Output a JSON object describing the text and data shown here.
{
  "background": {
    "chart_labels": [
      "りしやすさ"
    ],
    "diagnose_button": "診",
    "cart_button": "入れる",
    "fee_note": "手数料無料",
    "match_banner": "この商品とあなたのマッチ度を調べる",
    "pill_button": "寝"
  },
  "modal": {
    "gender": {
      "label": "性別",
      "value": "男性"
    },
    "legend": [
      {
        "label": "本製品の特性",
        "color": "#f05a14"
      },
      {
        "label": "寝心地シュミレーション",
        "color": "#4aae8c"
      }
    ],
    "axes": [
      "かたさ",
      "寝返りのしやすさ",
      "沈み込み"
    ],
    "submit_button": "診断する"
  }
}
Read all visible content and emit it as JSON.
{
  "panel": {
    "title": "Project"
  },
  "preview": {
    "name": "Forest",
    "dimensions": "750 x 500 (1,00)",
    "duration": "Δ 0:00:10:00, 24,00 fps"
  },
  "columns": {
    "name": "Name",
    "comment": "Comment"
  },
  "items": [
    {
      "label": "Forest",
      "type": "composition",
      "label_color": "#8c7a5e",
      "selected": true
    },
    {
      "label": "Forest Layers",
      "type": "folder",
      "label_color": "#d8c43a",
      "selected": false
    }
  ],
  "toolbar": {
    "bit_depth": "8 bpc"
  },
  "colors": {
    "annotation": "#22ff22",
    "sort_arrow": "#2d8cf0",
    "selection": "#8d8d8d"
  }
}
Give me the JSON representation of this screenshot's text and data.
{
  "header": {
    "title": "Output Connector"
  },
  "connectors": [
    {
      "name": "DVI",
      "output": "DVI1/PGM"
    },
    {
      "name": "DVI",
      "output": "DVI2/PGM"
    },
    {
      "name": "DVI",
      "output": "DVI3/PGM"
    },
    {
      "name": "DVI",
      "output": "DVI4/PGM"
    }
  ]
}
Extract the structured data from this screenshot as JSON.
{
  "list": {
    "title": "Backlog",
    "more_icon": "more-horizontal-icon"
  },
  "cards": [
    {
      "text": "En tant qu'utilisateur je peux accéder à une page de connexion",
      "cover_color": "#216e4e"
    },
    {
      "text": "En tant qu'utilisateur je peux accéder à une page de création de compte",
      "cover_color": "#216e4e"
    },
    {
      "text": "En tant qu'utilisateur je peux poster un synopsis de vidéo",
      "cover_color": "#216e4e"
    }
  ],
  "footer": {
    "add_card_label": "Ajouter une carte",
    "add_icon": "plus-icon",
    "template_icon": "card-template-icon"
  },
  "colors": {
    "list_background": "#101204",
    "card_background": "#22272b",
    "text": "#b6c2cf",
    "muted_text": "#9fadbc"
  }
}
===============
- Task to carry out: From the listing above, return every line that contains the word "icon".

- Expected answer:
    "more_icon": "more-horizontal-icon"
    "add_icon": "plus-icon",
    "template_icon": "card-template-icon"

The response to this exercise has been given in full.